A lot of Strange Cargo is really good. Borzage isn’t the most dynamic director, but every time he has a startlingly mediocre shot, he follows it with a good one in the next few minutes. The film’s got lengthy first act–thirty minutes–and then moves from confined location to confined location. The first act is the prison, the second moves through jungle and sailboat at sea, with the third mostly contained in a room. Borzage does the best–and the film’s at its best–during the jungle sequences, when it feels like a big Hollywood vehicle for Gable and Crawford, only with a wacky subplot juxtaposed.

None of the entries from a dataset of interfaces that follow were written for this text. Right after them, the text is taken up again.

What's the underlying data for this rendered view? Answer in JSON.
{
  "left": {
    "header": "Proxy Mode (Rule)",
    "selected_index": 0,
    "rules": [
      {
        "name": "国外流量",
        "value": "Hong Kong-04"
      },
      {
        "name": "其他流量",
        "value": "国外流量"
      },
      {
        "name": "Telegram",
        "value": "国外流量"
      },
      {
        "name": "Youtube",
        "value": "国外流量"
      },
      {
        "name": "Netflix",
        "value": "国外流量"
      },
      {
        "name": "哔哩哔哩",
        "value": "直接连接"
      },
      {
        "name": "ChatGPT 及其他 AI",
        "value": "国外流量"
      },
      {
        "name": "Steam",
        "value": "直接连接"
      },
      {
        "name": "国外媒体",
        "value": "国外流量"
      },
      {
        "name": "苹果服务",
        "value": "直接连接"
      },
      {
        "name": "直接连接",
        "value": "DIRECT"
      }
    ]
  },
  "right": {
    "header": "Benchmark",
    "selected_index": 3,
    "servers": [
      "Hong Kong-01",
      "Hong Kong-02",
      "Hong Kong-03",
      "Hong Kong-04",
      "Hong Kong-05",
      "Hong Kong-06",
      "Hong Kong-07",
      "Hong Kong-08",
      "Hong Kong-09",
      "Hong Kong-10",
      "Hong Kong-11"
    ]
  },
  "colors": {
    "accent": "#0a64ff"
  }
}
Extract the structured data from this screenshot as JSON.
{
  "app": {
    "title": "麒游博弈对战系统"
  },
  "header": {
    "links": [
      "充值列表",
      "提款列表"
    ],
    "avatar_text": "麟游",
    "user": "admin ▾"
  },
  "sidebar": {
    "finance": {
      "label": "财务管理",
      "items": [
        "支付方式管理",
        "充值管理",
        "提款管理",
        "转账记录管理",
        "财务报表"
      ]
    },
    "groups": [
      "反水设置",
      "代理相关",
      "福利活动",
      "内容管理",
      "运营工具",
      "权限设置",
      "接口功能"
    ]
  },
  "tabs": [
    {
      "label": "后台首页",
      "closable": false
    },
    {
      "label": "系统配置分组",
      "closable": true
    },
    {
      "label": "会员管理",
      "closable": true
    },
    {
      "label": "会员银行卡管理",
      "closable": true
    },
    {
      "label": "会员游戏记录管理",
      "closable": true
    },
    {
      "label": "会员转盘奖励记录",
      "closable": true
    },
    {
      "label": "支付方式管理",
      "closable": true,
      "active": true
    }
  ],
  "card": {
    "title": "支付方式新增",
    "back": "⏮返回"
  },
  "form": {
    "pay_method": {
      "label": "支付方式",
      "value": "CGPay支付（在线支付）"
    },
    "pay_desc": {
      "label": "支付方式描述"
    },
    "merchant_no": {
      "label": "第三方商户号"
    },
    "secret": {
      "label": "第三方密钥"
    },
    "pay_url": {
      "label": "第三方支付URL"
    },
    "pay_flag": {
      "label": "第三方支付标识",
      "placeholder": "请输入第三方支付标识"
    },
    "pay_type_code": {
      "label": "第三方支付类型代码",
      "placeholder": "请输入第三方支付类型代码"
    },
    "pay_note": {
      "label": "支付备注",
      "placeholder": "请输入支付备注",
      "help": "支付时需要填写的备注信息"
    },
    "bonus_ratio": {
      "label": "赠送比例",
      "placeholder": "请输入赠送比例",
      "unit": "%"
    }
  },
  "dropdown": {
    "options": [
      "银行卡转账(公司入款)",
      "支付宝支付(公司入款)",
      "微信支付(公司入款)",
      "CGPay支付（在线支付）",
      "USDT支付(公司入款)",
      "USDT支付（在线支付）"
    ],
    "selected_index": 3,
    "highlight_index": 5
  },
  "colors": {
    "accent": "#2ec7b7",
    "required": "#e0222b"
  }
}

The wacky subplot is Ian Hunter’s Christ figure, helping out this group of prison escapees. Why they’re so important–not Gable and Crawford, who I can understand, they’re big stars, I mean the supporting cast (Paul Lukas being the best known)–is never explained. As plot holes go, it’s not the biggest in Strange Cargo (or the smallest–for example, when Gable escapes, he hightails it out of the line. He’s missing in the count and Hunter shows up in his place… suggesting they two know each other, which would have been interesting–they do not, unfortunately), but a lot’s forgivable, since Strange Cargo, while definitely strange, is also a big Hollywood vehicle.
Gable and Crawford have great chemistry with their characters–he’s the con who won’t serve his relatively short remaining sentence quietly because he’s not going to be locked up and she’s the woman who’s ended up, through a long string of bad choices, in the High Seas, singing and dancing at a bar–and, during their jungle scenes, it feels right. Later, when they reveal their inevitable deep emotions for each other, their performances keep it going. The script’s not bad and is quite good in some places, but it’s not exactly discreet in its symbolism.
Some of the supporting cast–particularly Lukas and Peter Lorre–is good. Hunter is okay, nothing more. Albert Dekker and John Arledge are not good. Still, they’re not terrible.
Unfortunately, the second act builds toward the film being better and then the third act, practically a stage production, falters. The end, with the neon symbolism, is also problematic. But Gable and Crawford bring it through.
Directed by Frank Borzage; screenplay by Lawrence Hazard, based on a novel by Richard Sale; director of photography, Robert H. Planck; edited by Robert Kern; music by Franz Waxman; produced by Borzage and Joseph L. Mankiewicz; released by Metro-Goldwyn-Mayer.
Starring Joan Crawford (Julie), Clark Gable (André Verne), Ian Hunter (Cambreau), Peter Lorre (Pig), Paul Lukas (Hessler), Albert Dekker (Moll), J. Edward Bromberg (Flaubert), Eduardo Ciannelli (Telez), John Arledge (Dufond), Frederick Worlock (Grideau, the Prison Head), Bernard Nedell (Marfeu) and Victor Varconi (Fisherman).